This morning my father said he was trying to find a mortar and pestle. He’d been searching the shops in Truro for a green stone one, like the one we had back home in Syria. Yesterday he had found a whole shelf of them in Malletts. There were wooden ones, ceramic ones, and even white marble ones that had come all the way from China. “Fancy sending heavy stones like that half way round the world!” father had said, chuckling at the thought of it. I poured coffee while he carried on describing his search. As he was about to leave the shop, father had spotted a poster of a green mortar and pestle made of Serpentine which looked exactly like the one we’d had back in Syria! Even better, it had a 50% off label stuck to the sign! (Father loved a bargain) So he searched the shelves, and then searched them again, but there were no green mortar and pestles to be seen. Father then tried to ask one of the shop clerks about it, a tall man at the counter who was wearing glasses, but he simply couldn’t understand what my father wanted. You see, my father doesn’t speak any English as he has lived all his life in Syria. He can speak Arabic of course, and Aramaic too, he picked up French at school, along with a bit of Greek, some Ukrainian and even a smidgen of Russian – from going to the Orthodox Church every Sunday – but he finds speaking English difficult and just couldn’t get his message across in the shop.
Tomorrow is my parent’s 40th wedding anniversary, so finding the right gift is quite important. My parents had come for a visit three years ago when I started working as an eye surgeon at Treliske Hospital. They had flown over from Damascus the capital of Syria just as the fighting there had begun. We soon realized that it wasn’t safe for them to go back home. We waited, and waited, but no one thought the war would last as long as this.

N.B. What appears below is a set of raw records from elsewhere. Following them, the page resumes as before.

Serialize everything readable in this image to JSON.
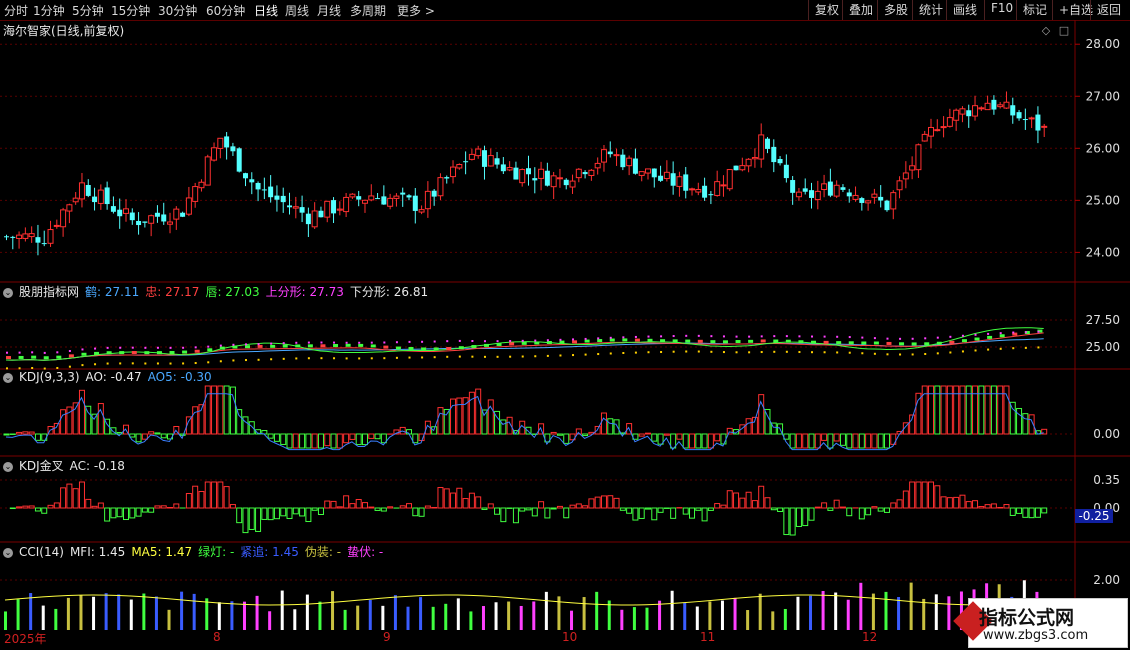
{
  "toolbar": {
    "timeframes": [
      "分时",
      "1分钟",
      "5分钟",
      "15分钟",
      "30分钟",
      "60分钟",
      "日线",
      "周线",
      "月线",
      "多周期",
      "更多 >"
    ],
    "active": "日线",
    "right_buttons": [
      "复权",
      "叠加",
      "多股",
      "统计",
      "画线",
      "F10",
      "标记",
      "+自选",
      "返回"
    ]
  },
  "main": {
    "title": "海尔智家(日线,前复权)",
    "y_axis": [
      "28.00",
      "27.00",
      "26.00",
      "25.00",
      "24.00"
    ],
    "colors": {
      "up": "#ff3030",
      "down": "#54ffff",
      "grid": "#5a0000"
    }
  },
  "panel1": {
    "name": "股朋指标网",
    "items": [
      {
        "label": "鹤:",
        "value": "27.11",
        "color": "#4aa8ff"
      },
      {
        "label": "忠:",
        "value": "27.17",
        "color": "#ff4040"
      },
      {
        "label": "唇:",
        "value": "27.03",
        "color": "#40ff40"
      },
      {
        "label": "上分形:",
        "value": "27.73",
        "color": "#ff40ff"
      },
      {
        "label": "下分形:",
        "value": "26.81",
        "color": "#e8e8e8"
      }
    ],
    "y_axis": [
      "27.50",
      "25.00"
    ]
  },
  "panel2": {
    "name": "KDJ(9,3,3)",
    "items": [
      {
        "label": "AO:",
        "value": "-0.47",
        "color": "#e8e8e8"
      },
      {
        "label": "AO5:",
        "value": "-0.30",
        "color": "#4aa8ff"
      }
    ],
    "y_axis": [
      "0.00"
    ]
  },
  "panel3": {
    "name": "KDJ金叉",
    "items": [
      {
        "label": "AC:",
        "value": "-0.18",
        "color": "#e8e8e8"
      }
    ],
    "y_axis": [
      "0.35",
      "0.00"
    ],
    "marker": "-0.25"
  },
  "panel4": {
    "name": "CCI(14)",
    "items": [
      {
        "label": "MFI:",
        "value": "1.45",
        "color": "#e8e8e8"
      },
      {
        "label": "MA5:",
        "value": "1.47",
        "color": "#ffff40"
      },
      {
        "label": "绿灯:",
        "value": "-",
        "color": "#40ff40"
      },
      {
        "label": "紧追:",
        "value": "1.45",
        "color": "#3a5cff"
      },
      {
        "label": "伪装:",
        "value": "-",
        "color": "#c8c040"
      },
      {
        "label": "蛰伏:",
        "value": "-",
        "color": "#ff40ff"
      }
    ],
    "y_axis": [
      "2.00"
    ]
  },
  "x_axis": [
    "2025年",
    "8",
    "9",
    "10",
    "11",
    "12"
  ],
  "watermark": {
    "title": "指标公式网",
    "url": "www.zbgs3.com"
  }
}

Anyway, I told my father not to worry, and that I would go down to the shop and make some inquiries at lunchtime. I took the bus to Victoria Square, went into Mallett’s and soon spotted the tall man with glasses in the gift department. “Excuse me” I said, and as he looked up he seemed to recognize me. He took my hand and shook it vigorously. “Doctor Shamizen, isn’t it? You operated on my daughter last year – glaucoma – oh I can’t thank you enough, she’s doing ever so well at school – says she wants to be an optometrist when she grows up! Hah!” Then he scratched his head and said “Do you know, only yesterday there was an older gent in here, I couldn’t make out what he was after but for some reason he got me thinking of you.”
Now I recognized the tall man’s voice, “You’re Tom aren’t you?” I said
“That’s right Doc! That’s me!” he replied shaking my hand again.
“I’m glad your daughter is well, and funnily enough the fellow who came in yesterday is my father. Unfortunately he doesn’t speak any English but he saw your sign for the serpentine mortar and pestles, and wanted to get one for my mother.”
“So that’s what the old fellow was after!” Tom said scratching his head, “Well now, I was just on the Skype with my own Mother the night before last – she’s in New Zealand visiting Morgane – that’s my sister – and Mother was asking if I could send her the same sort of mortar and pestle to remind our Morgane of back home here! Why, I just put one back behind the counter yesterday!” He scratched his head again “Your father can have that one!” He leant behind the counter and pulled up a box.
“But Tom” I said, “I can’t possibly take a gift meant for your sister!”
“Don’t worry” he said “we’ve a load coming up from the Lizard on Monday – I can send my sister one of those.” Then as he put the box in a bag with the receipt, he chuckled “Mind you, it’s a bit mad sending heavy stones like this half way round the world isn’t it!”
Which was just what my father had said this morning – even though he doesn’t speak any English.
(Story inspired by Mallets Home Hardware. Image by Steve Tanner. Part of Trading Tales at Truro Festival, April 2014)